Sources: (left) The Don Mills Mirror, November 19, 1969; (right) The Enterprise, November 12, 1969.
He had never attended a council meeting. He admitted he didn’t know what exactly the duties were for the position he was running for. He was unable or unwilling to partake in certain traditions of the campaign trail, like handshaking. None of these factors hindered Mel Lastman in his quest to become a North York Controller in 1969: his inexperience was seen by voters and several publications as a plus.
The Mel Lastman that entered municipal politics was a thirty-six-year-old millionaire who had gone from selling appliances out of the back of a truck to owning fifteen Bad Boy stores. He gained a reputation for attention-grabbing sales gimmicks such as running down Yonge Street in a mini skirt, selling fridges to Inuit, and standing on street corners handing out two dollar bills for a buck. His ignorance of the workings of municipal politics was seen as a breath of fresh air in some quarters, such as the endorsement he received from the Don Mills Mirror: “In his attempt to educate himself about the workings of municipal government, Lastman, in our opinion, will ask the questions which trouble many voters, but rarely trouble politicians.”
Source: The Enterprise, November 26, 1969.
Lastman’s platform stressed his business experience by questioning how anyone could trust politicians who emptied the financial coffers of North York and Metropolitan Toronto. Among his platform planks, the item that gained the most attention was “Lastman’s Loop.” He proposed to use sixty miles of railway track that CN and CP planned to phase out for passenger service on as a commuter loop operated in a manner similar to the then-recently-introduced GO transit system. The scheme would have used a CP line from Union to Doncaster Avenue in Thornhill, turned west along the track north of Steeles, then used CN lines on the east side of Keele to head back toward Union. Lastman claimed that a trip from Union Station to Doncaster would take half an hour. He also provided for extensions of the service using existing rail lines to the airport. According to a blurb in a Bad Boy ad shortly before the election, Lastman estimated that a system following his plan could build 200 miles of surface rapid transit for the same cost as one mile of subway (which he estimated to be twenty million dollars).
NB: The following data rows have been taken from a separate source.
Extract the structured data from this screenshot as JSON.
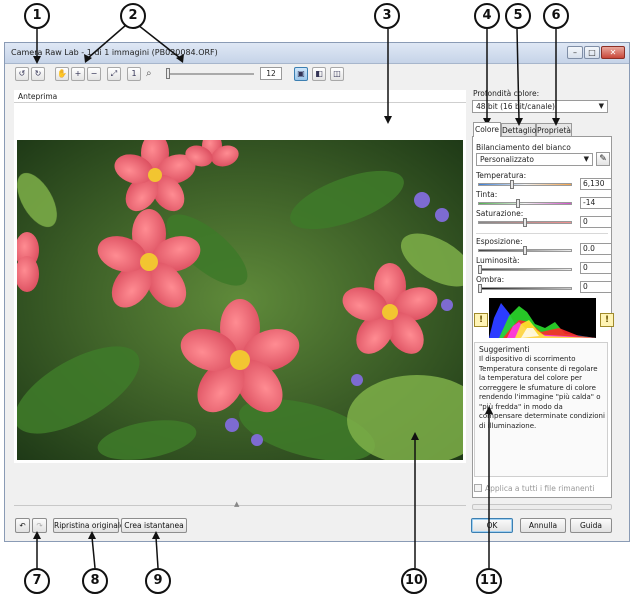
{
  "callouts": [
    "1",
    "2",
    "3",
    "4",
    "5",
    "6",
    "7",
    "8",
    "9",
    "10",
    "11"
  ],
  "window": {
    "title": "Camera Raw Lab - 1 di 1 immagini (PB020084.ORF)",
    "controls": {
      "minimize": "–",
      "maximize": "□",
      "close": "✕"
    }
  },
  "toolbar": {
    "zoom_value": "12",
    "icons": [
      "rotate-left-icon",
      "rotate-right-icon",
      "hand-tool-icon",
      "zoom-in-icon",
      "zoom-out-icon",
      "fit-window-icon",
      "actual-size-icon",
      "zoom-icon",
      "single-view-icon",
      "split-view-icon",
      "compare-view-icon"
    ]
  },
  "preview": {
    "label": "Anteprima"
  },
  "right_panel": {
    "color_depth_label": "Profondità colore:",
    "color_depth_value": "48 bit (16 bit/canale)",
    "tabs": [
      "Colore",
      "Dettaglio",
      "Proprietà"
    ],
    "white_balance_label": "Bilanciamento del bianco",
    "white_balance_value": "Personalizzato",
    "temperature_label": "Temperatura:",
    "temperature_value": "6,130",
    "tint_label": "Tinta:",
    "tint_value": "-14",
    "saturation_label": "Saturazione:",
    "saturation_value": "0",
    "exposure_label": "Esposizione:",
    "exposure_value": "0.0",
    "brightness_label": "Luminosità:",
    "brightness_value": "0",
    "shadows_label": "Ombra:",
    "shadows_value": "0",
    "hints_title": "Suggerimenti",
    "hints_text": "Il dispositivo di scorrimento Temperatura consente di regolare la temperatura del colore per correggere le sfumature di colore rendendo l'immagine \"più calda\" o \"più fredda\" in modo da compensare determinate condizioni di illuminazione.",
    "apply_all_label": "Applica a tutti i file rimanenti"
  },
  "bottom": {
    "reset_label": "Ripristina originale",
    "snapshot_label": "Crea istantanea",
    "ok_label": "OK",
    "cancel_label": "Annulla",
    "help_label": "Guida"
  },
  "colors": {
    "accent": "#3c7fb1",
    "title_bar": "#c6d4e8"
  }
}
Several aspects of Lastman’s platform were tailored for the youth vote, including a vow to fight pollution (“something must be done immediately about pollution or ten years from now, we will all be going in for blasts of oxygen to cleanse our lungs”) and offer clinics for users of illicit substances (“speed freaks and LSD bad trippers will kill themselves before they reach twenty. If they want help, give it to them. Turn your back on a child and you’ll never bridge the generation gap”). Lastman also supported amalgamation of all the municipalities within Metro Toronto, the expansion of North York into parts of Vaughan and Markham townships, improved facilities for students with special needs, private funding for a domed stadium, and an improved Landlord and Tenant Act to favour apartment dwellers.
Lastman’s campaign was marked by the candidate’s unwillingness to do the usual rounds of door-knocking and hand-shaking. “I’m so shy,” he told the Star. “I didn’t have the guts to go out and shake anyone’s hand. I tried it once in a restaurant and the woman told me to go away because she was eating. That was the last time.” This quirk didn’t harm Lastman’s chances among the nine candidates who sought the four available controller seats. When the ballots were counted on December 1, Lastman came in third with just under thirty-six thousand votes. Amid the cheers and high spirits of supporters at his victory party, the Star noted that Lastman looked “bewildered but happy.” If the accounts of his speech that night are taken at face value, it appears that Lastman was still unsure of what his new job entailed: “now, all I want to know is what does a controller do?”
When asked why he didn’t set his sights on the mayor’s chair, Lastman replied “well, then everyone would have thought I wanted to be king.” He bided his time as a controller before mounting a challenge to the throne in 1972. Once the crown was in his grasp, he held onto it for the next quarter century before overseeing the amalgamation he had supported during his first electoral campaign.
Additional information from the February 1968 issue of Toronto Life and the following newspapers: the November 19, 1969 and November 26, 1969 editions of the Don Mills Mirror; the November 19, 1969 edition of the Enterprise; and the November 29, 1969 and December 2, 1969 editions of the Toronto Star.
Get more municipal election coverage from Torontoist here.